Tifft said she needed to purchase and install a camera for her computer before taking the class, and found she was able to do so on her own, as well as get the Zoom software up and running, with no problems.
The concern that using an online format for the class would mean sacrificing the sense of community she had experienced with her in-person classes quickly faded, Peavey said.
What was really striking is how quickly the technology aspect disappeared," she said. "I felt no greater distance in our 'classroom' than if the participants were sitting across the table from me. We can all see each other and chat freely. The bonding was almost (instantaneous)."
Pooley and Tifft said they have enjoyed getting to know their critiquing partners through their small-group sessions.
Pooley was assigned to a group that includes Ellie, a minister in the Portland area, and Durrall, a retired engineer from Bangor.

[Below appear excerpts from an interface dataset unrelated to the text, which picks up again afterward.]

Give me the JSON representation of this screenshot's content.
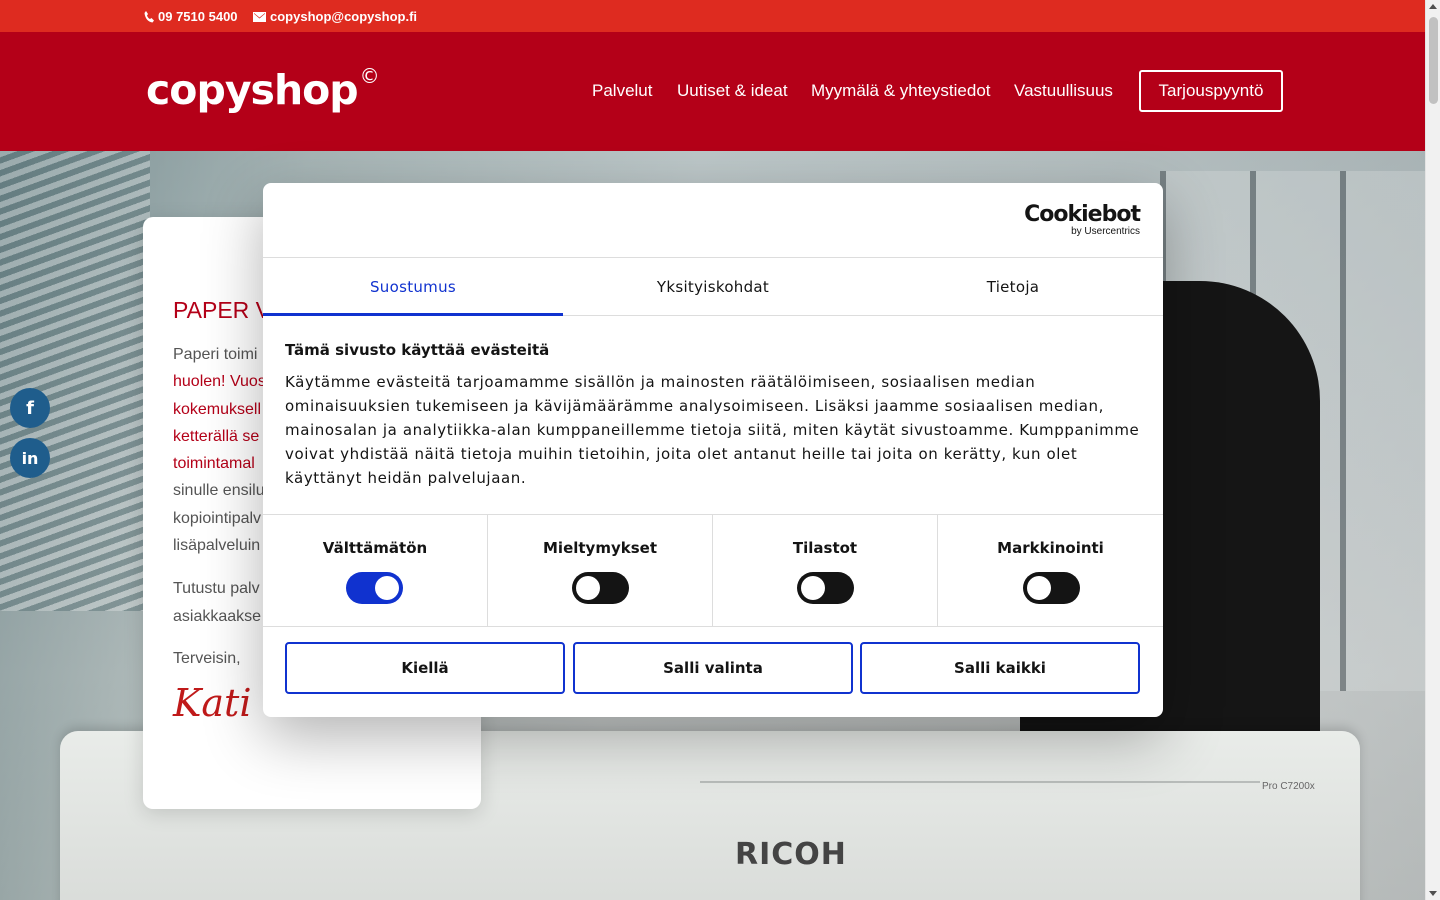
{
  "topbar": {
    "phone": "09 7510 5400",
    "email": "copyshop@copyshop.fi"
  },
  "header": {
    "logo_text": "copyshop",
    "logo_mark": "©",
    "nav": [
      "Palvelut",
      "Uutiset & ideat",
      "Myymälä & yhteystiedot",
      "Vastuullisuus"
    ],
    "cta_label": "Tarjouspyyntö"
  },
  "hero": {
    "printer_brand": "RICOH",
    "printer_model": "Pro C7200x"
  },
  "card": {
    "title": "PAPER V",
    "paragraph1_lines": [
      "Paperi toimi",
      "huolen! Vuos",
      "kokemuksell",
      "ketterällä se",
      "toimintamal",
      "sinulle ensilu",
      "kopiointipalv",
      "lisäpalveluin"
    ],
    "paragraph2_lines": [
      "Tutustu palv",
      "asiakkaakse"
    ],
    "greeting": "Terveisin,",
    "signature": "Kati"
  },
  "social": {
    "facebook": "f",
    "linkedin": "in"
  },
  "cookie_dialog": {
    "brand": "Cookiebot",
    "brand_sub": "by Usercentrics",
    "tabs": [
      "Suostumus",
      "Yksityiskohdat",
      "Tietoja"
    ],
    "active_tab": 0,
    "heading": "Tämä sivusto käyttää evästeitä",
    "body_lines": [
      "Käytämme evästeitä tarjoamamme sisällön ja mainosten räätälöimiseen, sosiaalisen median",
      "ominaisuuksien tukemiseen ja kävijämäärämme analysoimiseen. Lisäksi jaamme sosiaalisen median,",
      "mainosalan ja analytiikka-alan kumppaneillemme tietoja siitä, miten käytät sivustoamme. Kumppanimme",
      "voivat yhdistää näitä tietoja muihin tietoihin, joita olet antanut heille tai joita on kerätty, kun olet",
      "käyttänyt heidän palvelujaan."
    ],
    "categories": [
      {
        "label": "Välttämätön",
        "on": true
      },
      {
        "label": "Mieltymykset",
        "on": false
      },
      {
        "label": "Tilastot",
        "on": false
      },
      {
        "label": "Markkinointi",
        "on": false
      }
    ],
    "buttons": [
      "Kiellä",
      "Salli valinta",
      "Salli kaikki"
    ],
    "accent_color": "#1032cf"
  },
  "colors": {
    "topbar": "#de2b20",
    "header": "#b40018",
    "social": "#1f5d8c"
  }
}
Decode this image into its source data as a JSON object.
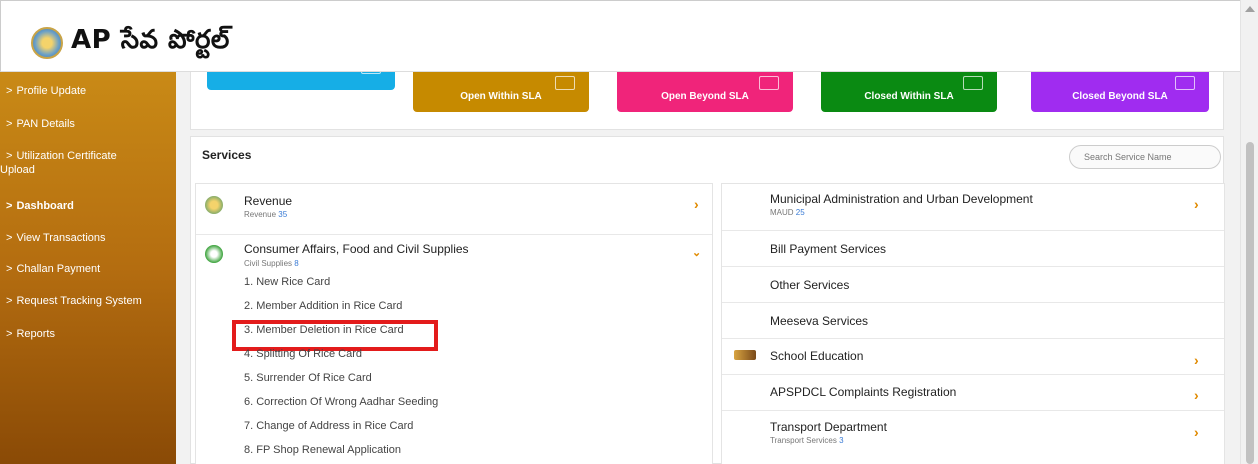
{
  "header": {
    "logo_text": "AP సేవ పోర్టల్"
  },
  "sidebar": {
    "items": [
      {
        "label": "Profile Update"
      },
      {
        "label": "PAN Details"
      },
      {
        "label": "Utilization Certificate",
        "label2": "Upload"
      },
      {
        "label": "Dashboard"
      },
      {
        "label": "View Transactions"
      },
      {
        "label": "Challan Payment"
      },
      {
        "label": "Request Tracking System"
      },
      {
        "label": "Reports"
      }
    ]
  },
  "status_cards": [
    {
      "label": "Open Within SLA",
      "color": "#c68a00"
    },
    {
      "label": "Open Beyond SLA",
      "color": "#f0247a"
    },
    {
      "label": "Closed Within SLA",
      "color": "#0a8a12"
    },
    {
      "label": "Closed Beyond SLA",
      "color": "#a02cf0"
    }
  ],
  "services": {
    "title": "Services",
    "search_placeholder": "Search Service Name",
    "left": [
      {
        "title": "Revenue",
        "sub": "Revenue",
        "count": "35"
      },
      {
        "title": "Consumer Affairs, Food and Civil Supplies",
        "sub": "Civil Supplies",
        "count": "8",
        "items": [
          "1. New Rice Card",
          "2. Member Addition in Rice Card",
          "3. Member Deletion in Rice Card",
          "4. Splitting Of Rice Card",
          "5. Surrender Of Rice Card",
          "6. Correction Of Wrong Aadhar Seeding",
          "7. Change of Address in Rice Card",
          "8. FP Shop Renewal Application"
        ]
      }
    ],
    "right": [
      {
        "title": "Municipal Administration and Urban Development",
        "sub": "MAUD",
        "count": "25"
      },
      {
        "title": "Bill Payment Services"
      },
      {
        "title": "Other Services"
      },
      {
        "title": "Meeseva Services"
      },
      {
        "title": "School Education"
      },
      {
        "title": "APSPDCL Complaints Registration"
      },
      {
        "title": "Transport Department",
        "sub": "Transport Services",
        "count": "3"
      }
    ]
  }
}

Tifft's partners are Nancy, from Presque Isle, and Pat, "a widow from Millinocket who is a real outdoorswoman," she said.
"Nancy is 86, but she runs a business and uses Zoom for that," Tifft said. "She has also invited me to join her writing group, with members from the Presque Isle area who meet on Zoom once a month."

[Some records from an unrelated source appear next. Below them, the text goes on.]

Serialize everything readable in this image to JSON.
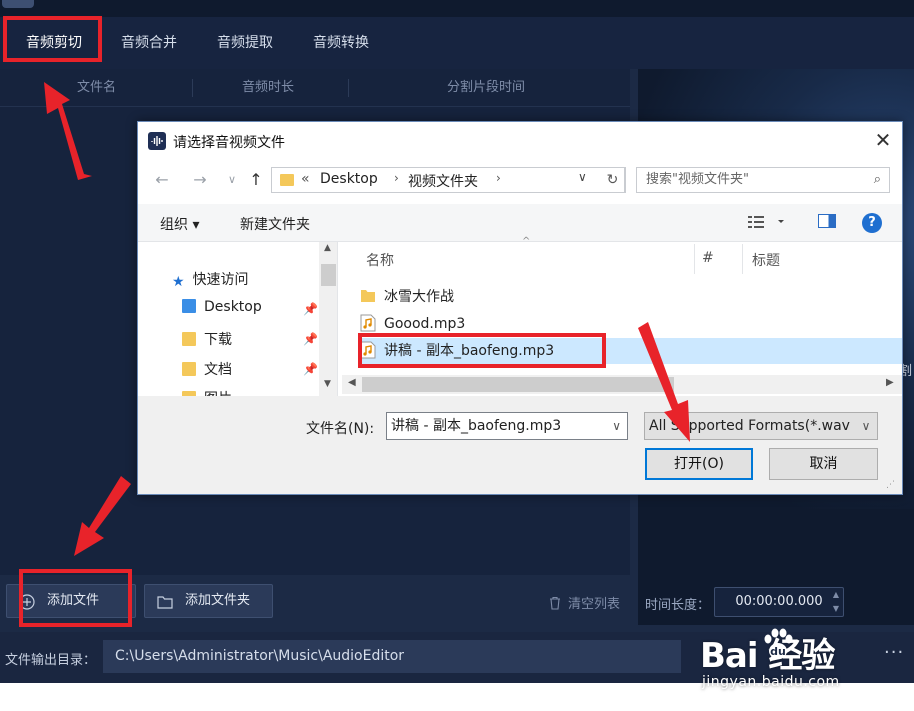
{
  "tabs": [
    "音频剪切",
    "音频合并",
    "音频提取",
    "音频转换"
  ],
  "columns": [
    "文件名",
    "音频时长",
    "分割片段时间"
  ],
  "bottom": {
    "add_file": "添加文件",
    "add_folder": "添加文件夹",
    "clear_list": "清空列表"
  },
  "duration": {
    "label": "时间长度：",
    "value": "00:00:00.000"
  },
  "output": {
    "label": "文件输出目录：",
    "path": "C:\\Users\\Administrator\\Music\\AudioEditor",
    "more": "···"
  },
  "right_edge_char": "割",
  "dialog": {
    "title": "请选择音视频文件",
    "address": {
      "prefix": "«",
      "seg1": "Desktop",
      "seg2": "视频文件夹"
    },
    "search_placeholder": "搜索\"视频文件夹\"",
    "organize": "组织 ▾",
    "new_folder": "新建文件夹",
    "nav": {
      "quick_access": "快速访问",
      "items": [
        "Desktop",
        "下载",
        "文档",
        "图片"
      ]
    },
    "file_headers": {
      "name": "名称",
      "num": "#",
      "title": "标题"
    },
    "files": [
      "冰雪大作战",
      "Goood.mp3",
      "讲稿 - 副本_baofeng.mp3"
    ],
    "filename_label": "文件名(N):",
    "filename_value": "讲稿 - 副本_baofeng.mp3",
    "filetype": "All Supported Formats(*.wav",
    "open": "打开(O)",
    "cancel": "取消"
  },
  "watermark": {
    "brand": "Bai  经验",
    "url": "jingyan.baidu.com"
  },
  "colors": {
    "app_bg": "#1c2a45",
    "annotation_red": "#e8232a",
    "dialog_accent": "#0078d7"
  }
}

In the kitchen
At the start of the course, Peavey provided guidelines for critiquing one another's work, emphasizing the need to be constructive, courteous and objective, and to offer solutions to problems they identify when listening to an essay.
She gives class members a series of writing prompts to kick-start their memories, and asks them to focus on several important aspects of their writing, including voice.

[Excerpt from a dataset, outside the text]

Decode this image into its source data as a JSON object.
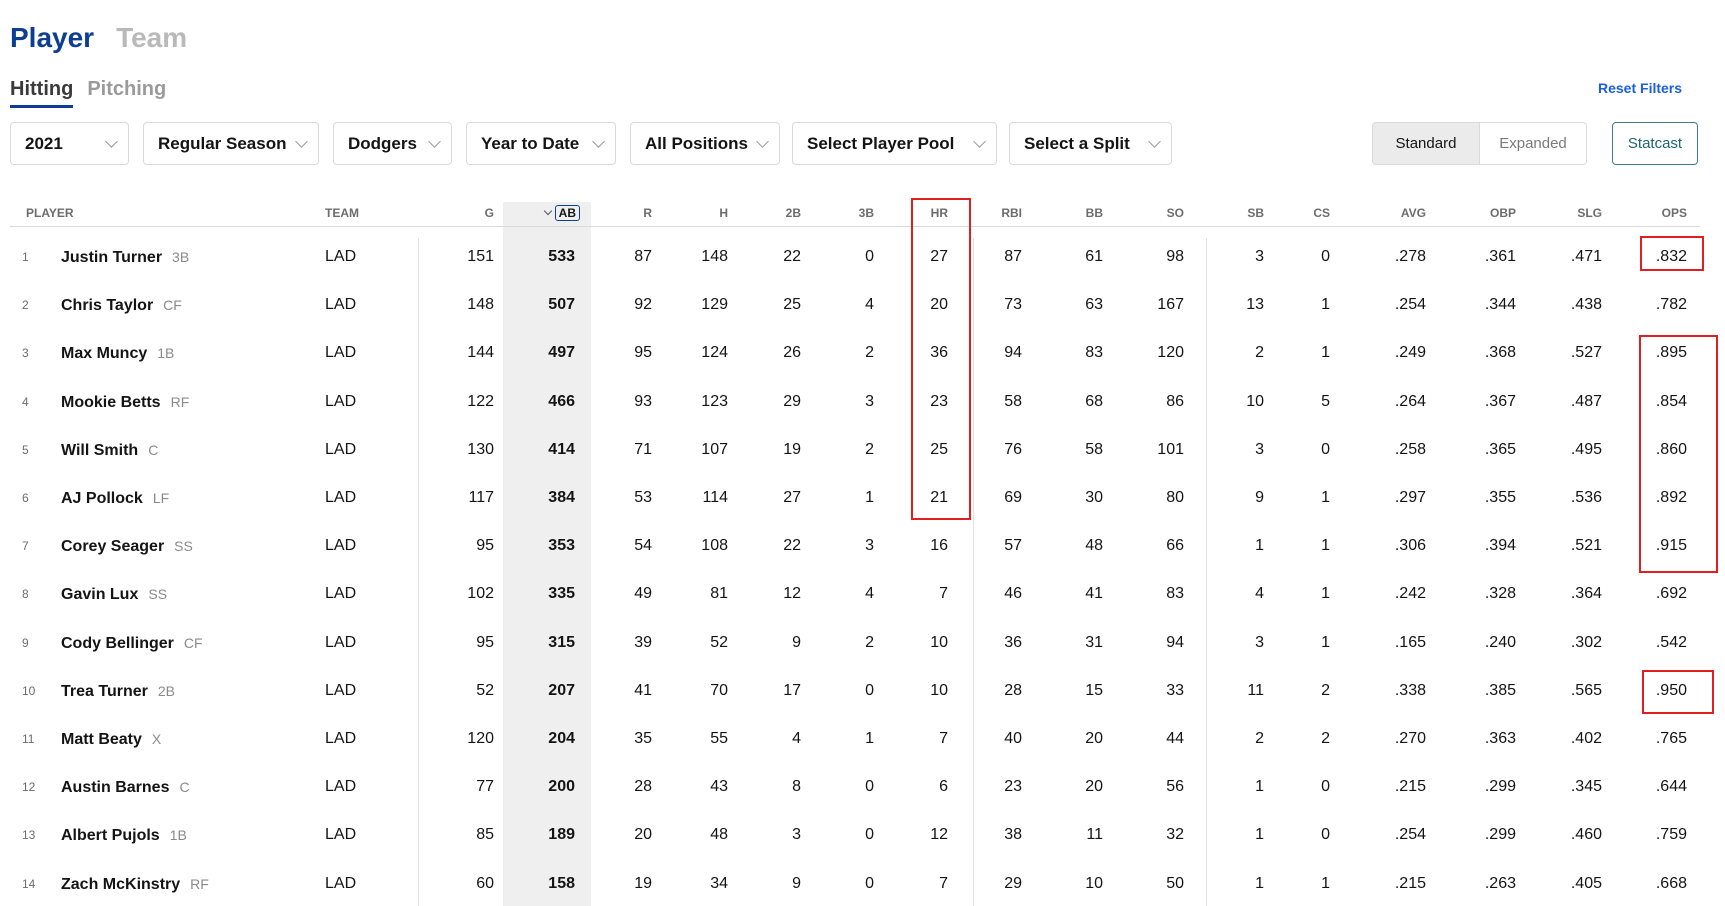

"She told us to use our own voices," Tifft said. "We were supposed to imagine ourselves sitting down to have a cup of tea with a friend, and write the way we would if we were just talking." For their first assignment, Peavey asked her students to compose a 750-word essay using the writing prompt, "in the kitchen."
Tifft's essay begins by describing the sights, scents and sounds of a typical family evening at home. As the oldest child in her large family, she is asked to help her mother, who is kneading biscuit dough, while her father and the younger children are playing in the other room.
Then the tranquil evening takes a sudden turn. As the family gathers in the kitchen, her father searches the radio dial for Glenn Miller's show, when President Franklin D. Roosevelt's voice cuts through the static:
"The Japanese have bombed Pearl Harbor. We are at war."
Meeting online with the two other members of her critique group, Tifft read her essay aloud, and the group selected it to be read to the full class at the next online meeting.
In response to Peavey's suggestions, Tifft said, she added many more sensory details to the essay.
She was surprised to find that adding just a few words or phrases could provide so much more detail about the characters and events in her writing.
For example, describing her mother's "nimble piano hands" as she kneaded the dough told readers that her mother was a musician, as well as a housewife and mother.
"She asked me things like 'What tune was your mother singing? What game were your father and the other children playing?'" Tifft said, adding, "This course is really helping me."
She said her memory of that evening in her family's kitchen has always been vivid, but through advice from Peavey and the members of her critique group, she discovered how to draw on the specific sensory details that bring it to life for readers.
"She slows you down," she said of Peavey's instruction. "She tells us, 'Give us details. Take your time.'"
'The stories are amazing'
"I design the course to be self-perpetuating," Peavey said. "The fall 2016 group is continuing on its own, as I hope this group will."
She also hopes to continue to offer the online Senior Story Share course to new groups of participants.
"Funding for the program comes from USM, aside from the small stipend each participant is asked to pay, so it will be up to the powers-that-be to decide if we continue," Peavey said. "Anne and I have been exploring other ways to offer this programming, so stay tuned."
"The stories are amazing, and I can't wait for each essay I get to review," she said. "I love this teaching opportunity."